I'm not gonna spoil the plot/film for you only to raise a few interesting facts.
Growing up I hated (no that's too strong a word. Let me say "strongly disliked") the police who I know were there to enforce the (unjust) laws however I never saw them as protectors of me and my rights.
My views changed not with age, rather with the monumental effort of one beautiful Nubian Sista called Theresa Peltier who was the chair of The Black Police Association and part of her work was about developing initiatives that encouraged the police and the community to work together.
Theresa was instrumental in changing my opinion and helping me to see “the other side” of the coin.
Films and TV shows made in the UK featuring the police seemed to reinforce my dislike of the police and what they did whereas American shows featured people of colour being in the force and were in senior positions (i.e., the stereotypical shouting police boss was always Black and yes the drug dealers were also stereo-typically black but at least you had a "positive" image to counter the "negative" imagery used). Also don't forget the Black detectives America gave us.
Do you remember the TV show called Tenafly? No, read below...
African-American private eye Harry Tenafly was a happily married, middle-class family man who had given up being a cop to work for a better paying position at a big L.A. detective agency. One of the few TV detectives who relied more on brains and solid legwork, Tenafly had no interest in gunfights, fisticuffs, or chasing beautiful women. Nevertheless, trouble seemed to find him anyway. Written by Mark Limvere-Robinson.
What about Baretta played by Robert Blake (Hispanic) and highlights the cases of maverick undercover New York detective Tony Baretta.
And finally and with no explanation I mention Shaft.
All of the above are Americans but what about the TV shows promoting "The Blackness" on British TV? Oh yeah, "Police 5" which helped to reinforce that we were a race of criminals which 30 years later the stereo-type is believed.
All the negativity to one side. Why would a person of any ethnicity join the forces? Maybe the pay would be appealing eh? Well let's examine their pay.
The average annual salary of police officers and county sheriffs in Los Angeles is $83,550 (£52,100) as of May 2009, according to the Bureau of Labour Statistics. Half of all officers employed by the Los Angeles Police Department and as Los Angeles County Sheriffs earn between 70,640 (£43,700) and $97,290 (£57,400), although the top earning 10 percent earn $111,820 (£69,200) or more each year. Pay Scale’s salary for the Los Angeles Police Department paints a different picture, however; reporting officers earn average annual salaries between $56,722 and $87,398 as of December 2010.

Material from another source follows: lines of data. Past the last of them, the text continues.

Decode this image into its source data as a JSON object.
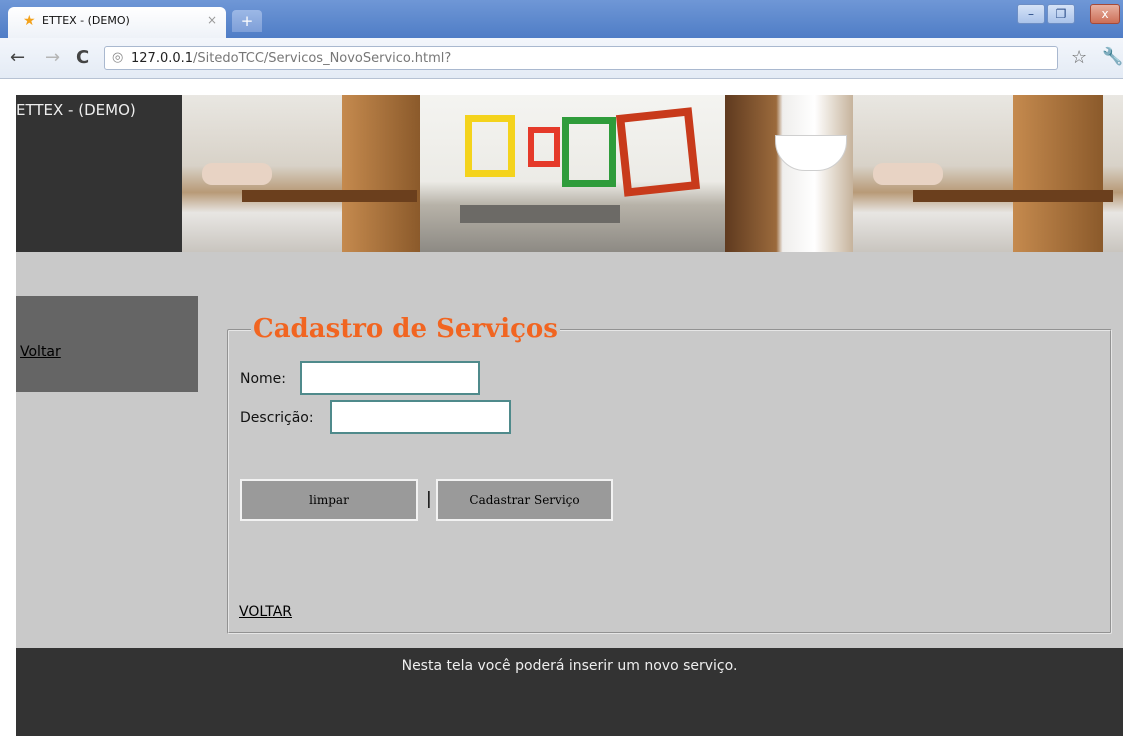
{
  "browser": {
    "tab_title": "ETTEX - (DEMO)",
    "tab_close": "×",
    "new_tab": "+",
    "window_controls": [
      "–",
      "❐",
      "x"
    ],
    "url_host": "127.0.0.1",
    "url_path": "/SitedoTCC/Servicos_NovoServico.html?"
  },
  "header": {
    "brand": "ETTEX - (DEMO)"
  },
  "menu": {
    "back_link": "Voltar"
  },
  "form": {
    "legend": "Cadastro de Serviços",
    "name_label": "Nome:",
    "name_value": "",
    "description_label": "Descrição:",
    "description_value": "",
    "clear_button": "limpar",
    "separator": "|",
    "submit_button": "Cadastrar Serviço",
    "back_link": "VOLTAR"
  },
  "footer": {
    "text": "Nesta tela você poderá inserir um novo serviço."
  },
  "icons": {
    "favicon": "star-icon",
    "back": "arrow-left-icon",
    "forward": "arrow-right-icon",
    "reload": "reload-icon",
    "page": "page-icon",
    "bookmark": "star-outline-icon",
    "menu": "wrench-icon"
  },
  "colors": {
    "legend": "#f16521",
    "content_bg": "#c9c9c9",
    "dark_panel": "#333333",
    "menu_bg": "#656565",
    "input_border": "#4f8a8b"
  }
}
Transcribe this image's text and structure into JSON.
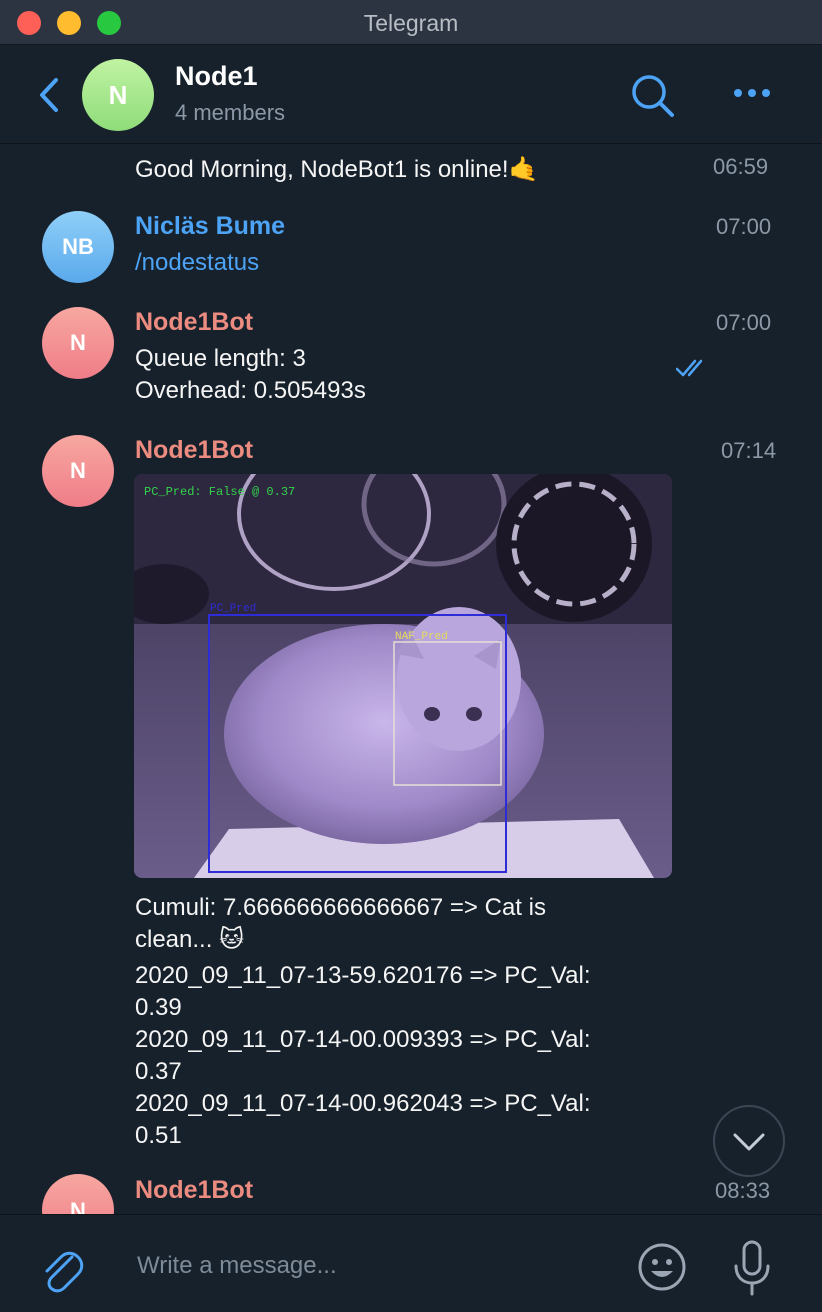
{
  "window": {
    "title": "Telegram"
  },
  "header": {
    "avatar_initial": "N",
    "chat_name": "Node1",
    "members": "4 members",
    "icons": {
      "back": "chevron-left-icon",
      "search": "search-icon",
      "more": "more-dots-icon"
    }
  },
  "messages": [
    {
      "type": "continuation",
      "text": "Good Morning, NodeBot1 is online!🤙",
      "time": "06:59"
    },
    {
      "type": "message",
      "avatar": "NB",
      "avatar_color": "#5aa9ec",
      "sender": "Nicläs Bume",
      "sender_color": "#4da3f5",
      "text": "/nodestatus",
      "time": "07:00",
      "status": "read-double-check"
    },
    {
      "type": "message",
      "avatar": "N",
      "avatar_color": "#ef7d88",
      "sender": "Node1Bot",
      "sender_color": "#ec8b80",
      "lines": [
        "Queue length: 3",
        "Overhead: 0.505493s"
      ],
      "time": "07:00"
    },
    {
      "type": "photo-message",
      "avatar": "N",
      "sender": "Node1Bot",
      "time": "07:14",
      "photo": {
        "overlay_top": "PC_Pred: False @ 0.37",
        "box1_label": "PC_Pred",
        "box2_label": "NAF_Pred"
      },
      "lines": [
        "Cumuli: 7.666666666666667 => Cat is",
        "clean... 🐱",
        "2020_09_11_07-13-59.620176 => PC_Val:",
        "0.39",
        "2020_09_11_07-14-00.009393 => PC_Val:",
        "0.37",
        "2020_09_11_07-14-00.962043 => PC_Val:",
        "0.51"
      ]
    },
    {
      "type": "message",
      "avatar": "N",
      "sender": "Node1Bot",
      "time": "08:33"
    }
  ],
  "composer": {
    "placeholder": "Write a message...",
    "icons": {
      "attach": "paperclip-icon",
      "emoji": "smiley-icon",
      "voice": "microphone-icon"
    }
  },
  "scroll_button": {
    "icon": "chevron-down-icon"
  },
  "colors": {
    "background": "#17212b",
    "accent": "#4da3f5",
    "bot_name": "#ec8b80"
  }
}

So what's the salary of a UK police officer. Well if you're a officer of several years worth of experience then we are talking £35k ($56k) which as you can see is good money with less risk in comparison to working in the State of Los Angeles which isn't the City of Angels as the name is translated rather it should be renamed "Los Diablo" (work it out students of truth).
So what about being a Law enforcement officer in the boarder country with America and the place where life is so cheap?

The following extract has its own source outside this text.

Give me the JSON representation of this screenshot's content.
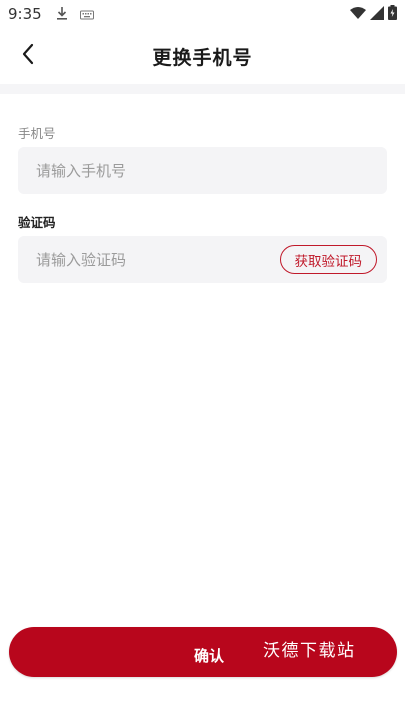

The monthly wage of a cop in Mexico where danger is all around and where your uniform makes you a target is $685 (£427) and yearly is $8200). Do bare in mind that your target maybe an Assassin who receives $856 (£534) per month.

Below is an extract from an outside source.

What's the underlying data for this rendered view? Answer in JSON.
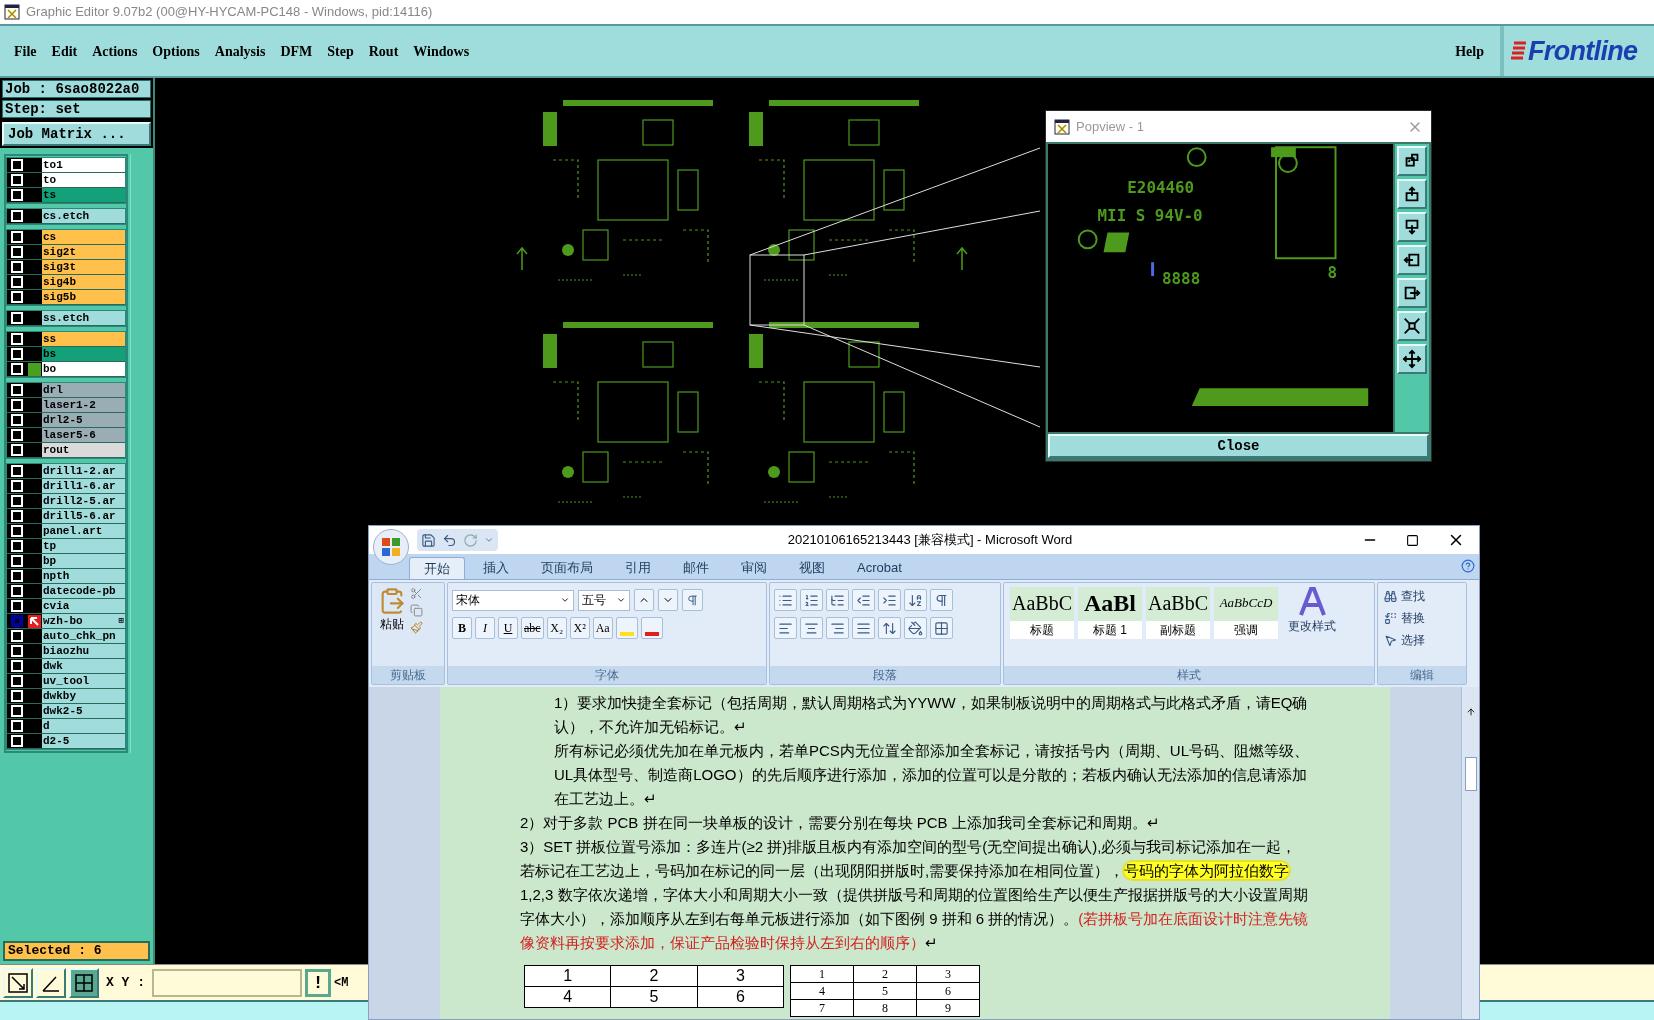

I mention the figures because they don't really add up when you realise the increased danger an officer has to face in Mexico for the least money in comparison to a UK officer so what can be the incentive?